|Cooperative Classification||A61M2005/3247, A61M5/3243, A61M2005/3258, A61M2005/325, A61M5/3275|
|European Classification||A61M5/32C2H, A61M5/32C2H7|
|Jun 5, 1989||AS||Assignment|
Owner name: LINCOLN MILLS, INC., NEW YORK
Free format text: ASSIGNMENT OF ASSIGNORS INTEREST.;ASSIGNORS:LAICO, JOSEPH P.;MOLINO, JOSEPH L.;REEL/FRAME:005115/0601;SIGNING DATES FROM 19890502 TO 19890503
|Jul 9, 1993||FPAY||Fee payment|
Year of fee payment: 4
|Aug 19, 1997||REMI||Maintenance fee reminder mailed|

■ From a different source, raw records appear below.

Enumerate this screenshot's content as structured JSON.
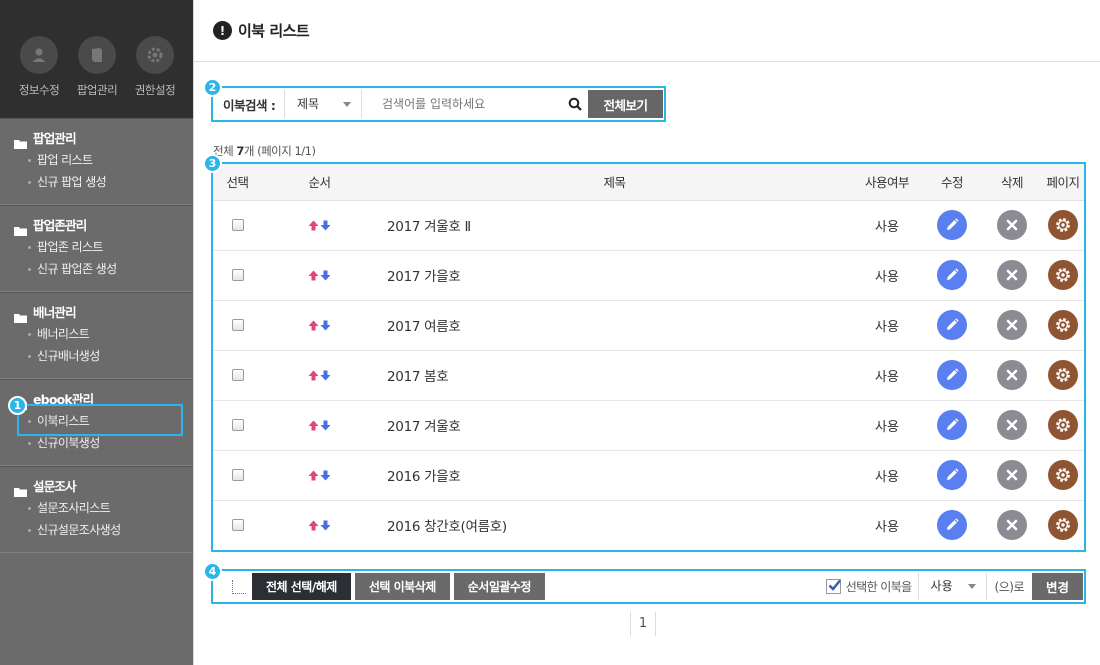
{
  "sidebar": {
    "tools": [
      {
        "label": "정보수정",
        "icon": "user-icon"
      },
      {
        "label": "팝업관리",
        "icon": "book-icon"
      },
      {
        "label": "권한설정",
        "icon": "gear-icon"
      }
    ],
    "groups": [
      {
        "title": "팝업관리",
        "items": [
          "팝업 리스트",
          "신규 팝업 생성"
        ]
      },
      {
        "title": "팝업존관리",
        "items": [
          "팝업존 리스트",
          "신규 팝업존 생성"
        ]
      },
      {
        "title": "배너관리",
        "items": [
          "배너리스트",
          "신규배너생성"
        ]
      },
      {
        "title": "ebook관리",
        "items": [
          "이북리스트",
          "신규이북생성"
        ]
      },
      {
        "title": "설문조사",
        "items": [
          "설문조사리스트",
          "신규설문조사생성"
        ]
      }
    ]
  },
  "header": {
    "title": "이북 리스트"
  },
  "badges": [
    "1",
    "2",
    "3",
    "4"
  ],
  "search": {
    "label": "이북검색 :",
    "field_value": "제목",
    "placeholder": "검색어를 입력하세요",
    "all_button": "전체보기"
  },
  "summary": {
    "prefix": "전체",
    "count": "7",
    "unit": "개",
    "page_info": "(페이지 1/1)"
  },
  "table": {
    "headers": [
      "선택",
      "순서",
      "제목",
      "사용여부",
      "수정",
      "삭제",
      "페이지"
    ],
    "rows": [
      {
        "title": "2017 겨울호 Ⅱ",
        "status": "사용"
      },
      {
        "title": "2017 가을호",
        "status": "사용"
      },
      {
        "title": "2017 여름호",
        "status": "사용"
      },
      {
        "title": "2017 봄호",
        "status": "사용"
      },
      {
        "title": "2017 겨울호",
        "status": "사용"
      },
      {
        "title": "2016 가을호",
        "status": "사용"
      },
      {
        "title": "2016 창간호(여름호)",
        "status": "사용"
      }
    ]
  },
  "bottom": {
    "select_all": "전체 선택/해제",
    "delete_selected": "선택 이북삭제",
    "reorder": "순서일괄수정",
    "selected_text": "선택한 이북을",
    "use_value": "사용",
    "ro_text": "(으)로",
    "change": "변경"
  },
  "pagination": {
    "current": "1"
  },
  "colors": {
    "highlight": "#2ab6ea",
    "sidebar_bg": "#6b6b6b",
    "edit": "#5a7ff0",
    "delete": "#8b8b94",
    "page": "#8f5432",
    "up_arrow": "#e0457b",
    "down_arrow": "#4a6fe0"
  }
}
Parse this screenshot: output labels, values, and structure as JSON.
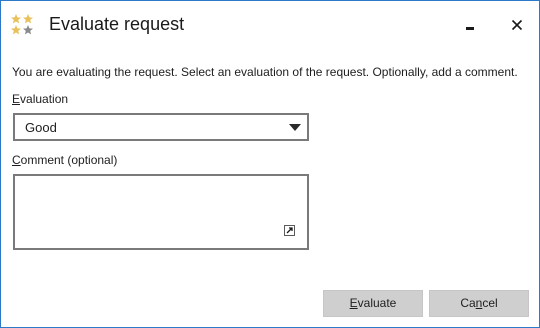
{
  "window": {
    "title": "Evaluate request",
    "icon": "stars-rating-icon",
    "accent_color": "#2b79c8"
  },
  "dialog": {
    "description": "You are evaluating the request. Select an evaluation of the request. Optionally, add a comment.",
    "evaluation": {
      "label_mnemonic": "E",
      "label_rest": "valuation",
      "selected": "Good"
    },
    "comment": {
      "label_mnemonic": "C",
      "label_rest": "omment (optional)",
      "value": ""
    }
  },
  "buttons": {
    "evaluate": {
      "mnemonic": "E",
      "rest": "valuate"
    },
    "cancel": {
      "prefix": "Ca",
      "mnemonic": "n",
      "rest": "cel"
    }
  },
  "colors": {
    "star_gold": "#e8c15a",
    "star_gray": "#8a8a8a",
    "button_bg": "#cfcfcf",
    "input_border": "#7a7a7a"
  }
}
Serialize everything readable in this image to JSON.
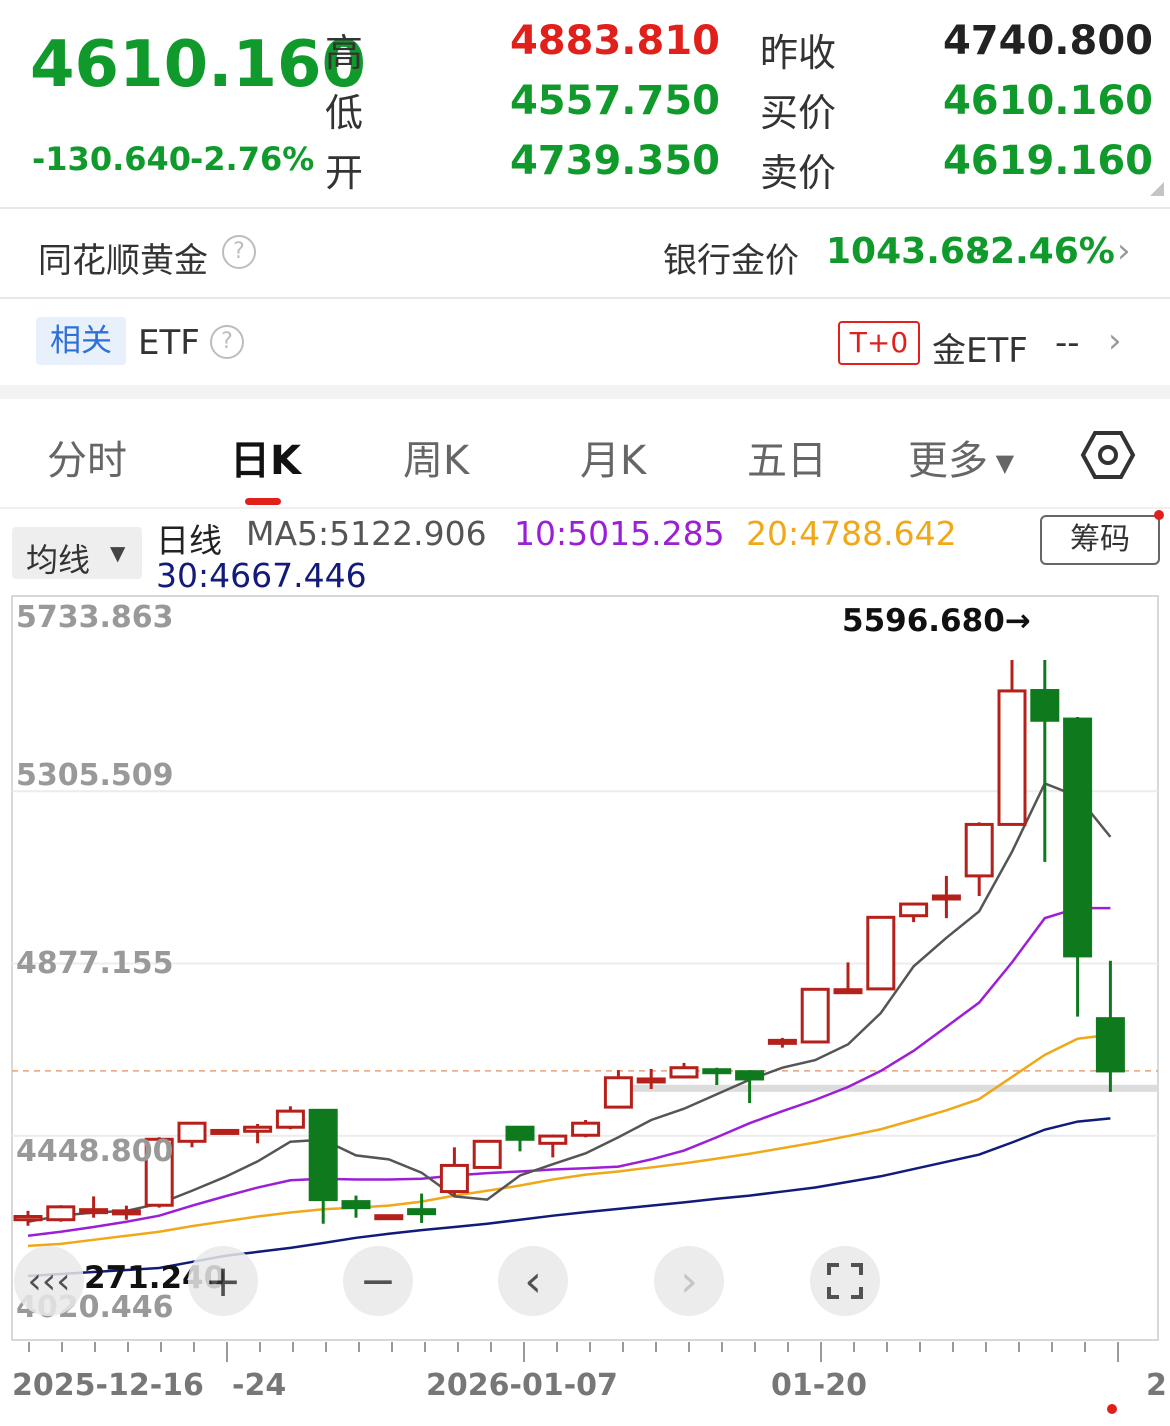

|Jan 11, 1998||LAPS||Lapse for failure to pay maintenance fees|
|Mar 24, 1998||FP||Expired due to failure to pay maintenance fee|
Effective date: 19980114